Informative documentary on Henri Cartier-Bresson. It revolves around an exhibition put together by four leading London galleries on the occasion of Cartier-Bresson’s 90th birthday in 1998 (he passed away six years later in 2004).
Things I didn’t know about Cartier-Bresson:
- He spoke English well and with little accent. I’d never heard him speak before and somehow I thought he would have a broad, stereotypical French accent, but he didn’t.
- Although I knew that he had started as a painter, moved to photography, and then returned to drawing towards the end of his life I’d never seen examples of his non-photographic work until now. Not at all bad.
- I hadn’t realized that he had studied the moving image and had worked on and even appeared in some movies in his native France (while working with Jean Renoir).
And some quotations:
- “Photography is nothing more than instant drawing for me”
- “It’s mere luck, photography, just luck” (Talking about ‘Behind the Gare Lazare’).

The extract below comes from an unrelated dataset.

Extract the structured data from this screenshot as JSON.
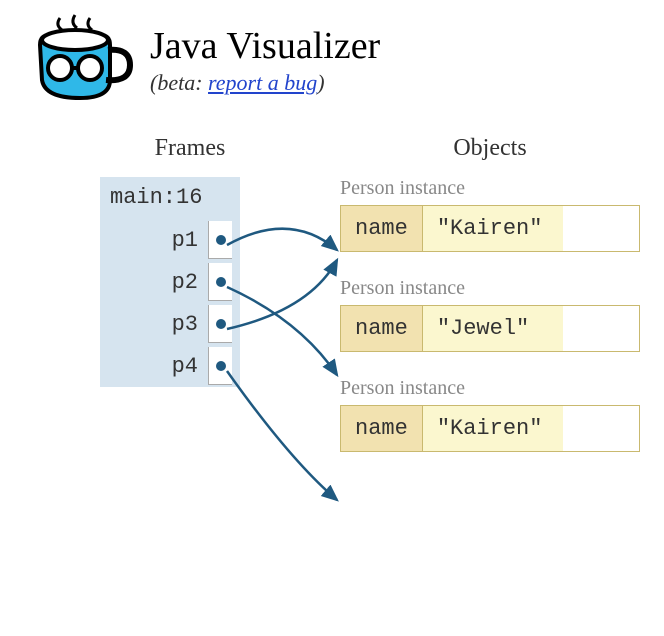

- “Some of the boys are alive, some are dead, and some people are dead while they’re alive also” (talking about the Magnum photo archive).
- “The thing that is wonderful is to watch him work and I’ve walked with him on the streets and seen him. He moves with great speed. He sees instantaneously and he does a sort of little ballet, like a little dance. He rises on his toes, the camera goes to the eye, the click comes and you don’t even know you’ve been photographed and he’s off to the next.” Eve Arnold (talking about Cartier-Bressons shooting style).
- “To me, photography is the simultaneous recognition, in a fraction of a second, of the significance of an event as well as of a precise organization of forms which give that event its proper expression.”
- “Using a camera is for me keeping a diary, a visual diary just like some writers keep a journal. So in that sense I’m a journalist”
- “Everything is just mere chance and the joy with the camera is to take that chance, to be available”.
At the very end of the documentary the interviewer says: “What do you say to people who call you the greatest photographer of the 20th century?” There’s a pause and then Cartier-Bresson leans in closely to the interviewer and with a smile and a twinkle in his eye whispers “Bullshit”.
I also came across this two part interview in the New York Times (you may have to be a subscriber to the NYT to get access however):